As a runner, your efficiency is directly proportionate to the quality of your posture. Good posture is defined as having a fairly straight spine, not too straight, but not too bent. Slumping makes your body’s muscles work harder to hold you upright. Poor posture causes the circulation of blood to your organs to be restricted and inhibits oxygen to your brain. Your mother (grandmother, aunt) knew what she was talking about when she told you to put your shoulders back.
If you land with your feet in front of you, you’re overstriding. Your feet should land under you. Not bending your knees while running causes stiffness and poor circulation in your legs. Your knees should be bent at about a 90 degree angle when you’re running at a medium pace.
Cadence is the number of strides you take per minute. Most people have a low cadence, but ideally when you run you want to spend the least amount of time on your legs as possible. The longer you take with each stride, the longer your foot spends on the ground. Which means your legs have to expend more energy to support your body weight; it might not seem like much, but it adds up quickly. Your goal should be to maintain about 85-90 strides, with each leg, per minute. No, you don’t have to count (but you can if you want) - try using a metronome. You might be amazed at the transformation.
Any of these changes take mental focus; you will need to reeducate your body. First by determining the right adjustments to make, then focusing on those adjustments until they become part of your muscle memory.
Upper/lower body coordination
There’s an adage that work is best done if the responsibility is spread out over many workers. This is also true when running. Your upper and lower body should be doing equal amounts of work so no single muscle group is being overworked.
Another benefit a runner can receive from yoga is learning how to breathe using the entire lung capacity, called “belly breathing”. We should breathe like that all the time, but instead we usually only use the upper part of our lungs. You can learn belly breathing from a baby. Seriously. If you watch them breathe you will notice their belly rising and falling, instead of just their chest. Your muscles use oxygen to convert stored fuels into usable energy and belly breathing allows you to utilize your entire lung capacity, delivering the most amount of oxygen possible to your tired muscles.
Tense muscles can restrict the range of motion in your arms and legs, which can make it hard to run faster. Shake out your hands frequently during a run, make sure your fists aren’t clenched, give your neck some side-to-side nods here and there. When you’re relaxed, you will burn less fuel while running and take less time to recover.

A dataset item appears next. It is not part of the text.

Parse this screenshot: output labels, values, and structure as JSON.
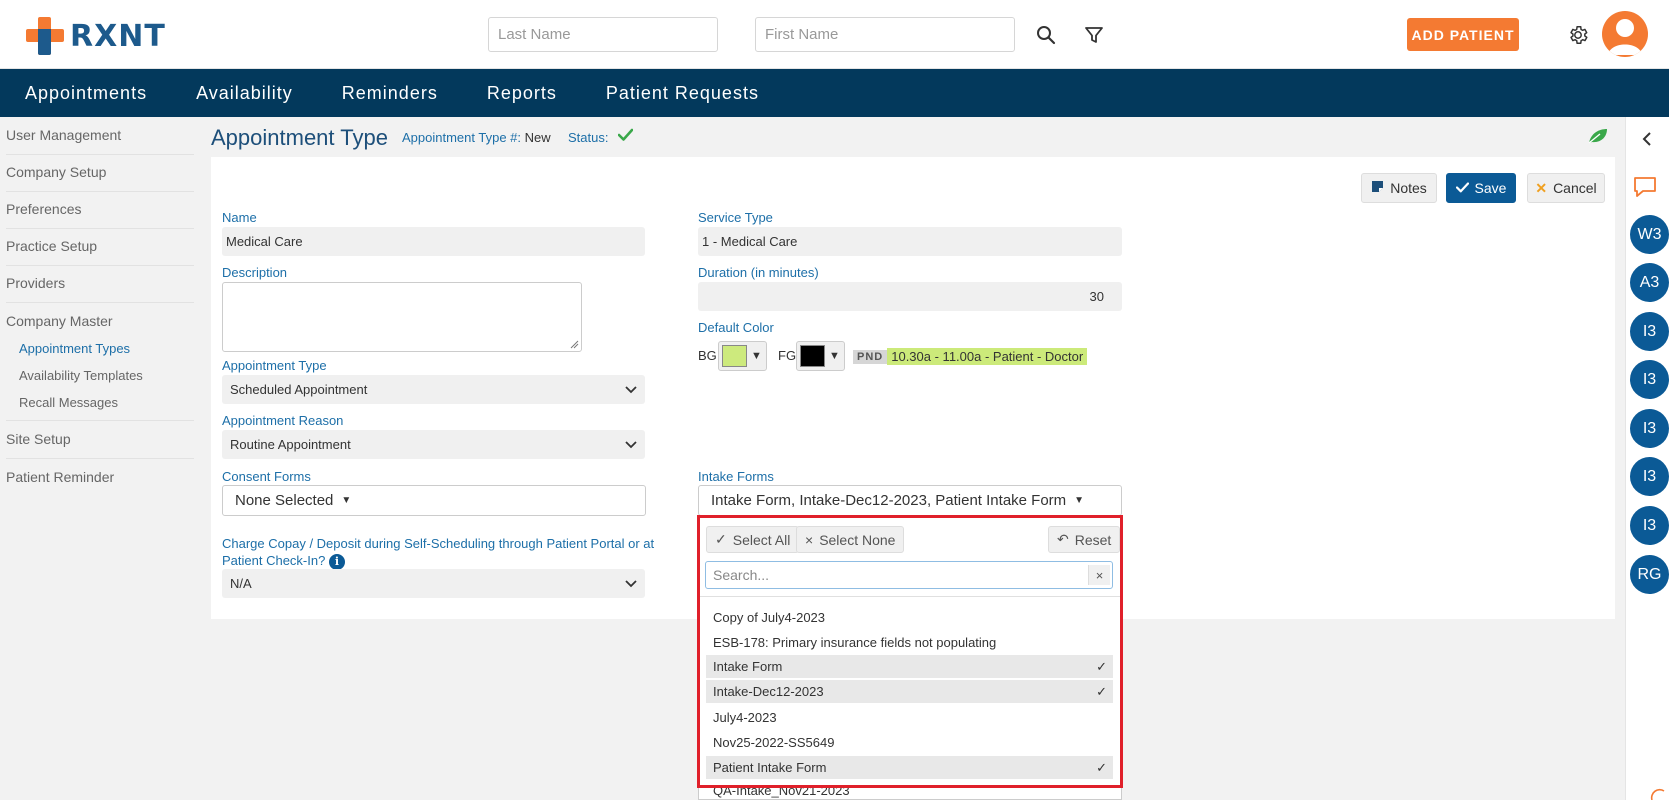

Whether you’re a beginner or a seasoned runner, you can learn how to improve your fundamentals and be a better runner.